From the standpoint of code quality, these are the following commitments I’m making:
- Improve the commenting of your code
- Use good variable names
- Make your code readable to even junior developers
- Don’t write code that can’t be tested, and more to the point, make sure test cases are written before writing the actual code
- Regularly run performance profilers on the code I have written
Of course, these are just software development best practices in which I should already be doing, but as I said, that’s what New Year resolutions are all about, that is, committing to doing thing the way they should be done.
From a personal development standpoint, there are two technologies that I can’t boast about having as part of my software development repertoire, and I believe that needs to change.
Docker and Big Data
I actually know very little about Big Data processing. I’ve worked quite heavily with JSON and other data formats that lend themselves nicely to document stores, but I’ve never actually used a NoSQL database like Cassandra or MongoDB, and I’ve certainly never used any of the Big Data processing technologies like Hadoop or Yarn. I’m going to see if there’s some type of project I can take on that might get me more familiar with those technologies and potentially writing some tutorials on the topic.
The other technology I’m anxious to ramp up on is software containers like Docker, along with the various technologies that compliment it like Kuberneties and Swarm. We’ve done an incredible amount of coverage on the topic of containers, and I even attended the Docker conference last year in Seattle, so there’s a certain degree of shame associated with the fact that I’ve never actually containerized an application and got the Docker software to run it.
Writing about Java 9
From the standpoint of TheServerSide, I’d actually like to do a bit more writing about Java 9 and the various JSR APIs that are being either released or significantly updated.
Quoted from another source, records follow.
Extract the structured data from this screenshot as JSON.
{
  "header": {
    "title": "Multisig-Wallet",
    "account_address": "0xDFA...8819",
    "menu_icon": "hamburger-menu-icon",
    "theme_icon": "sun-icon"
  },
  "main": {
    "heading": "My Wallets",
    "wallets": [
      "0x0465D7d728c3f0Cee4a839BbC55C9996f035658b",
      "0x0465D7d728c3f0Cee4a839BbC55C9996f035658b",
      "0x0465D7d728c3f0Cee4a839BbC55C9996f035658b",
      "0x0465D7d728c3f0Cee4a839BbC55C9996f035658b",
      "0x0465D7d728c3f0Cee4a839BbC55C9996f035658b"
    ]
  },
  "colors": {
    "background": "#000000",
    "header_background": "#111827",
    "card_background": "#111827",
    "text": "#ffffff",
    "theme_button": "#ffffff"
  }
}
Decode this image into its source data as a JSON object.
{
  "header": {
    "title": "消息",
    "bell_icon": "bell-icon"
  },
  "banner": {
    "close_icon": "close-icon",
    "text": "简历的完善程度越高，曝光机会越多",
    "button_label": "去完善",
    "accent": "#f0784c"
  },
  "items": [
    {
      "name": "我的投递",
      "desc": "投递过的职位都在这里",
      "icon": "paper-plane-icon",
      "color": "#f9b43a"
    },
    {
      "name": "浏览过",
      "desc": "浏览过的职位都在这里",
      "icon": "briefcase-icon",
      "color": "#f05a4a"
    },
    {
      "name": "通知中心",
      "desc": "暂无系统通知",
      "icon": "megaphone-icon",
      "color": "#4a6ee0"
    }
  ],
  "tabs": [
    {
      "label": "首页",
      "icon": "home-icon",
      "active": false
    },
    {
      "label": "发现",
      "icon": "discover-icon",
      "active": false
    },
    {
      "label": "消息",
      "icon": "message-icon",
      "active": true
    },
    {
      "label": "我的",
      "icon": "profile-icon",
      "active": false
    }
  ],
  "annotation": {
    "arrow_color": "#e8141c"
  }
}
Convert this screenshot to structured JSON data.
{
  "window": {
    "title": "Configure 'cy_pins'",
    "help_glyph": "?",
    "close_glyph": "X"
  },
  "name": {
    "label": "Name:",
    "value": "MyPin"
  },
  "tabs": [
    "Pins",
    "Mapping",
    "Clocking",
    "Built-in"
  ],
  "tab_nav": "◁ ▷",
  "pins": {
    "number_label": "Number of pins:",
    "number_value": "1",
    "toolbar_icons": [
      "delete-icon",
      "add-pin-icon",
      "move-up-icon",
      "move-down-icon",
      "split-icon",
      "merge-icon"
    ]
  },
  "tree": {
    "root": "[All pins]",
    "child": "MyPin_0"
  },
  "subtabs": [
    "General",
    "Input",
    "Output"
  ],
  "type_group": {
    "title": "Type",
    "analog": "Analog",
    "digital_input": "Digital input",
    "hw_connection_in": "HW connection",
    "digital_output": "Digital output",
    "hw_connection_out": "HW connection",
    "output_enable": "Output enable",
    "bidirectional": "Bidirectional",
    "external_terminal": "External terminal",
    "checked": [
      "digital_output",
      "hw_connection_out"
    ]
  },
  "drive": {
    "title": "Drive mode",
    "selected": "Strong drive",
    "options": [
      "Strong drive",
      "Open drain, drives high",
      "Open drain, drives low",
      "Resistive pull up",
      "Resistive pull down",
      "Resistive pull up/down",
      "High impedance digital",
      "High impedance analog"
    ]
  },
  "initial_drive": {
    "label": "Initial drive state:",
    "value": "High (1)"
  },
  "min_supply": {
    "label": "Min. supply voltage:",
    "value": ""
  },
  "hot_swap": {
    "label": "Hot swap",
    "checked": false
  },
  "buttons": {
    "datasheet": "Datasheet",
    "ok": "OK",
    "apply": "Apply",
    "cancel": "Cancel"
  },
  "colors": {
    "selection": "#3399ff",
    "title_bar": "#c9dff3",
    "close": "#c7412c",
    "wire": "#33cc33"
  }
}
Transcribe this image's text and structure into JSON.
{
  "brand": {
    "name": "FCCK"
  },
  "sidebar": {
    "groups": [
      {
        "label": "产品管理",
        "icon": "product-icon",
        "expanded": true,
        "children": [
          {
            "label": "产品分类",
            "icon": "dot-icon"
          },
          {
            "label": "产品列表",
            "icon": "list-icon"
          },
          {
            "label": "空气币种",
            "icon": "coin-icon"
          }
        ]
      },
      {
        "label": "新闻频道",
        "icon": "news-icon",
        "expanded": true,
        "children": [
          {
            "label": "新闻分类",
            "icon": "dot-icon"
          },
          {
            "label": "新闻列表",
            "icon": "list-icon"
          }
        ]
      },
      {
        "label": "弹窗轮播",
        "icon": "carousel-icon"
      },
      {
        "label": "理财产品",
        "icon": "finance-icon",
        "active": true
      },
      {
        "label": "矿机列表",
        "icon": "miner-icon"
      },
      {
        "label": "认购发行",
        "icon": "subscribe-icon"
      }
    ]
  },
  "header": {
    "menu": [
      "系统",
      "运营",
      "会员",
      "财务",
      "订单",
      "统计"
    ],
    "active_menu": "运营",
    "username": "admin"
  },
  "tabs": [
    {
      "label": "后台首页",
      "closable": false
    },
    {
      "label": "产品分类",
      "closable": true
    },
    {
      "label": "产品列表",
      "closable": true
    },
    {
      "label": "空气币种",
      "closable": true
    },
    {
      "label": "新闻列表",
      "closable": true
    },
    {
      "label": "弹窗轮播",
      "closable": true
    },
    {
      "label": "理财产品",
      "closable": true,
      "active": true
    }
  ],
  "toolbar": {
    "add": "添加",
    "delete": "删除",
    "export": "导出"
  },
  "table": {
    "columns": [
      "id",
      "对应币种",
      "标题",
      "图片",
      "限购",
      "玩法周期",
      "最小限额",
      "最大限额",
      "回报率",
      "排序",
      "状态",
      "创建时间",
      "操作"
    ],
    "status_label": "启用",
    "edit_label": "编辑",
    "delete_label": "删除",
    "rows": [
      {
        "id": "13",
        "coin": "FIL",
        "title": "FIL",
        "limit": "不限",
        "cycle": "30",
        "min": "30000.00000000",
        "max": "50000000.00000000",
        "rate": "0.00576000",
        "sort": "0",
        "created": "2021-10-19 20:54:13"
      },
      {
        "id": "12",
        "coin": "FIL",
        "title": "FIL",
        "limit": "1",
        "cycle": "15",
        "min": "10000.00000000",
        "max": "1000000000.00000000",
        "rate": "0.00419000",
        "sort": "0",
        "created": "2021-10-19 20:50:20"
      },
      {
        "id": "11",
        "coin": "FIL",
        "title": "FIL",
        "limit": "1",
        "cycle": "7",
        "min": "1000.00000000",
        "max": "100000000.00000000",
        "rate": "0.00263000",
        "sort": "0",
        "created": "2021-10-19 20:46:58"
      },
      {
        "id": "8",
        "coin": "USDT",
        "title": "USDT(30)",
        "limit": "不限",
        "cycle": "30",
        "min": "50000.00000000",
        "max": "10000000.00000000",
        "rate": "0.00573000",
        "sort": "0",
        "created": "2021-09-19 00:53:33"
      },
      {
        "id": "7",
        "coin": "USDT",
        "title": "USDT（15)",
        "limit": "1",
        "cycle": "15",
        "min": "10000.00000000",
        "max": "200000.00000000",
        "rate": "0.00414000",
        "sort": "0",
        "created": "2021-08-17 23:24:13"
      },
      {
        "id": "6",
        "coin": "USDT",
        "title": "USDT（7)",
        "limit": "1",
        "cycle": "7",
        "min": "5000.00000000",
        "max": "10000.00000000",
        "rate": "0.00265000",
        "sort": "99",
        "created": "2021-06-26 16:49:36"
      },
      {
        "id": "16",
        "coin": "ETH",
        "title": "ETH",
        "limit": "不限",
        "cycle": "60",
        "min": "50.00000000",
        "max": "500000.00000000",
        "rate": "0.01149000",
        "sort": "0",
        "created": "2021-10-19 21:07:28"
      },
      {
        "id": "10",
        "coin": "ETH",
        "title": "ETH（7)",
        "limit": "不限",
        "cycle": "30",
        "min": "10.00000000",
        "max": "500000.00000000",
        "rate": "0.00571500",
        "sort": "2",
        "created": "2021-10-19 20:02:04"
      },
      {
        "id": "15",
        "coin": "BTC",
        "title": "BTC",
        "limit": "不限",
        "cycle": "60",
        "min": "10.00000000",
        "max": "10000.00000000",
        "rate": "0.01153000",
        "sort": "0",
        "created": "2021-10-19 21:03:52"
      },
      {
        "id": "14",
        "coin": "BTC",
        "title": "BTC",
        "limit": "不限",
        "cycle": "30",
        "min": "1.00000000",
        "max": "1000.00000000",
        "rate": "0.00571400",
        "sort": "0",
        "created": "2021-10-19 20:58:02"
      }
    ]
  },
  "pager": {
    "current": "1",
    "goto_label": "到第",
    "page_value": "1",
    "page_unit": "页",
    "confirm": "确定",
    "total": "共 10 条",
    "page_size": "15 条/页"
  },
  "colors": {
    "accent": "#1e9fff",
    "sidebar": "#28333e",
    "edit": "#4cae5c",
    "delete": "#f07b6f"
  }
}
We’ve spent a great deal of time on TSS talking about Agile and DevOps and how technologies that sit on different levels of the software development stack are changing the software development game, but we’ve got a bit away from the task of writing code. Learning more about Java 9 and writing about what has been learned is another big goal.
What are your software development resolutions for 2017?
So what are your goals as a software developer? Is it to start working with a new language, to stop saying ‘yes’ whenever managements asks for something with an unrealistic deadline, or is it to just start replying to your emails faster. Let me know what your New Year plans in terms of your software development career.
EDIT – By the way, another one of my New Year resolutions is to use social media more often, and to get more followers on Twitter, so if you’d like to help make that resolution come true, here’s my handle: @cameronmcnz